= Beginning of Section =

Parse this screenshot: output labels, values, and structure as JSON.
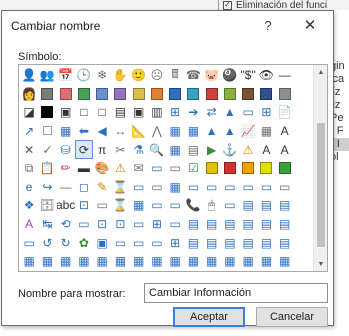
{
  "background": {
    "top_text": "Eliminación del funci",
    "top_checkbox": "✓",
    "right_lines": [
      "gin",
      "ica",
      "liz",
      "liz",
      "Pe",
      "r F",
      "r I",
      "ol"
    ]
  },
  "dialog": {
    "title": "Cambiar nombre",
    "help_button": "?",
    "close_button": "✕",
    "symbol_label": "Símbolo:",
    "name_label": "Nombre para mostrar:",
    "name_value": "Cambiar Información",
    "ok_label": "Aceptar",
    "cancel_label": "Cancelar"
  },
  "symbols": [
    [
      "👤",
      "👥",
      "📅",
      "🕒",
      "❄",
      "✋",
      "🙂",
      "☹",
      "🖩",
      "☎",
      "🐷",
      "🎱",
      "\"$\"",
      "👁",
      "—",
      ""
    ],
    [
      "👩",
      "■",
      "■",
      "■",
      "■",
      "■",
      "■",
      "■",
      "■",
      "■",
      "■",
      "■",
      "■",
      "■",
      "■",
      ""
    ],
    [
      "◪",
      "■",
      "▣",
      "□",
      "□",
      "▤",
      "▣",
      "▥",
      "⊞",
      "➔",
      "⇄",
      "▲",
      "▭",
      "⊞",
      "📄",
      ""
    ],
    [
      "↗",
      "☐",
      "▦",
      "⬅",
      "◀",
      "↔",
      "📐",
      "⋀",
      "▦",
      "▦",
      "▲",
      "▲",
      "📈",
      "▦",
      "A",
      ""
    ],
    [
      "✕",
      "✓",
      "⛁",
      "⟳",
      "π",
      "✂",
      "⚗",
      "🔍",
      "▦",
      "▤",
      "▶",
      "⚓",
      "⚠",
      "A",
      "A",
      ""
    ],
    [
      "⧉",
      "📋",
      "✏",
      "▬",
      "🎨",
      "⚠",
      "✉",
      "▭",
      "▭",
      "☑",
      "■",
      "■",
      "■",
      "■",
      "■",
      ""
    ],
    [
      "e",
      "↪",
      "—",
      "◻",
      "✎",
      "⌛",
      "▭",
      "▭",
      "▦",
      "▭",
      "▭",
      "▭",
      "▭",
      "▭",
      "▭",
      ""
    ],
    [
      "❖",
      "🗄",
      "abc",
      "⊡",
      "▭",
      "⌛",
      "▦",
      "▭",
      "▭",
      "📞",
      "🖱",
      "▭",
      "▤",
      "▤",
      "▤",
      ""
    ],
    [
      "A",
      "↹",
      "⟲",
      "▭",
      "⊡",
      "⊡",
      "▭",
      "⊞",
      "▭",
      "▤",
      "▤",
      "▤",
      "▤",
      "▤",
      "▤",
      ""
    ],
    [
      "▭",
      "↺",
      "↻",
      "✿",
      "▣",
      "▭",
      "▭",
      "▭",
      "⊞",
      "▤",
      "▤",
      "▤",
      "▤",
      "▤",
      "▤",
      ""
    ],
    [
      "▦",
      "▦",
      "▦",
      "▦",
      "▦",
      "▦",
      "▦",
      "▦",
      "▦",
      "▦",
      "▦",
      "▦",
      "▦",
      "▦",
      "▦",
      ""
    ]
  ],
  "symbol_colors": [
    [
      "#c25a1a",
      "#6e6e6e",
      "#3c6ea6",
      "#3c6ea6",
      "#6e6e6e",
      "#6e6e6e",
      "#e2b400",
      "#6e6e6e",
      "#6e6e6e",
      "#6e6e6e",
      "#6e6e6e",
      "#333333",
      "#333333",
      "#333333",
      "#333333",
      "#ffffff"
    ],
    [
      "#444444",
      "#7b7b7b",
      "#e07070",
      "#4aa05a",
      "#6a8fd0",
      "#9370c0",
      "#d8c050",
      "#e08030",
      "#2f6fbf",
      "#3aa0c0",
      "#d04040",
      "#8ab040",
      "#7a5030",
      "#2f4f8f",
      "#8f8f8f",
      "#ffffff"
    ],
    [
      "#333333",
      "#000000",
      "#333333",
      "#333333",
      "#333333",
      "#333333",
      "#333333",
      "#333333",
      "#2f6fbf",
      "#2f6fbf",
      "#2f6fbf",
      "#2f6fbf",
      "#2f6fbf",
      "#2f6fbf",
      "#6e6e6e",
      "#ffffff"
    ],
    [
      "#2f6fbf",
      "#6e6e6e",
      "#2f6fbf",
      "#2f6fbf",
      "#2f6fbf",
      "#6e6e6e",
      "#2f6fbf",
      "#6e6e6e",
      "#2f6fbf",
      "#2f6fbf",
      "#2f6fbf",
      "#2f6fbf",
      "#2f6fbf",
      "#6e6e6e",
      "#333333",
      "#ffffff"
    ],
    [
      "#555555",
      "#3a8f3a",
      "#2f6fbf",
      "#333333",
      "#333333",
      "#6e6e6e",
      "#2f6fbf",
      "#6e6e6e",
      "#2f6fbf",
      "#6e6e6e",
      "#3a8f3a",
      "#555555",
      "#d08000",
      "#333333",
      "#333333",
      "#ffffff"
    ],
    [
      "#6e6e6e",
      "#6e6e6e",
      "#c04040",
      "#333333",
      "#c04040",
      "#d08000",
      "#6e6e6e",
      "#2f6fbf",
      "#6e6e6e",
      "#3a8f3a",
      "#e0c000",
      "#d03030",
      "#f0a000",
      "#e0e000",
      "#3a9f3a",
      "#ffffff"
    ],
    [
      "#2f6fbf",
      "#2f6fbf",
      "#6e6e6e",
      "#2f6fbf",
      "#d08000",
      "#6e6e6e",
      "#2f6fbf",
      "#6e6e6e",
      "#2f6fbf",
      "#2f6fbf",
      "#2f6fbf",
      "#2f6fbf",
      "#2f6fbf",
      "#2f6fbf",
      "#6e6e6e",
      "#ffffff"
    ],
    [
      "#2f6fbf",
      "#6e6e6e",
      "#333333",
      "#2f6fbf",
      "#6e6e6e",
      "#6e6e6e",
      "#2f6fbf",
      "#2f6fbf",
      "#2f6fbf",
      "#333333",
      "#6e6e6e",
      "#2f6fbf",
      "#2f6fbf",
      "#2f6fbf",
      "#2f6fbf",
      "#ffffff"
    ],
    [
      "#9c4fb0",
      "#2f6fbf",
      "#2f6fbf",
      "#2f6fbf",
      "#2f6fbf",
      "#2f6fbf",
      "#2f6fbf",
      "#2f6fbf",
      "#2f6fbf",
      "#2f6fbf",
      "#2f6fbf",
      "#2f6fbf",
      "#2f6fbf",
      "#2f6fbf",
      "#2f6fbf",
      "#ffffff"
    ],
    [
      "#2f6fbf",
      "#2f6fbf",
      "#2f6fbf",
      "#3a8f3a",
      "#2f6fbf",
      "#2f6fbf",
      "#2f6fbf",
      "#2f6fbf",
      "#2f6fbf",
      "#2f6fbf",
      "#2f6fbf",
      "#2f6fbf",
      "#2f6fbf",
      "#2f6fbf",
      "#2f6fbf",
      "#ffffff"
    ],
    [
      "#2f6fbf",
      "#2f6fbf",
      "#2f6fbf",
      "#2f6fbf",
      "#2f6fbf",
      "#2f6fbf",
      "#2f6fbf",
      "#2f6fbf",
      "#2f6fbf",
      "#2f6fbf",
      "#2f6fbf",
      "#2f6fbf",
      "#2f6fbf",
      "#2f6fbf",
      "#2f6fbf",
      "#ffffff"
    ]
  ],
  "selected_cell": [
    4,
    3
  ]
}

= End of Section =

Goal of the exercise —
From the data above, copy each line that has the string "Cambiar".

Answer to the exercise —
    "title": "Cambiar nombre",
    "name_value": "Cambiar Información",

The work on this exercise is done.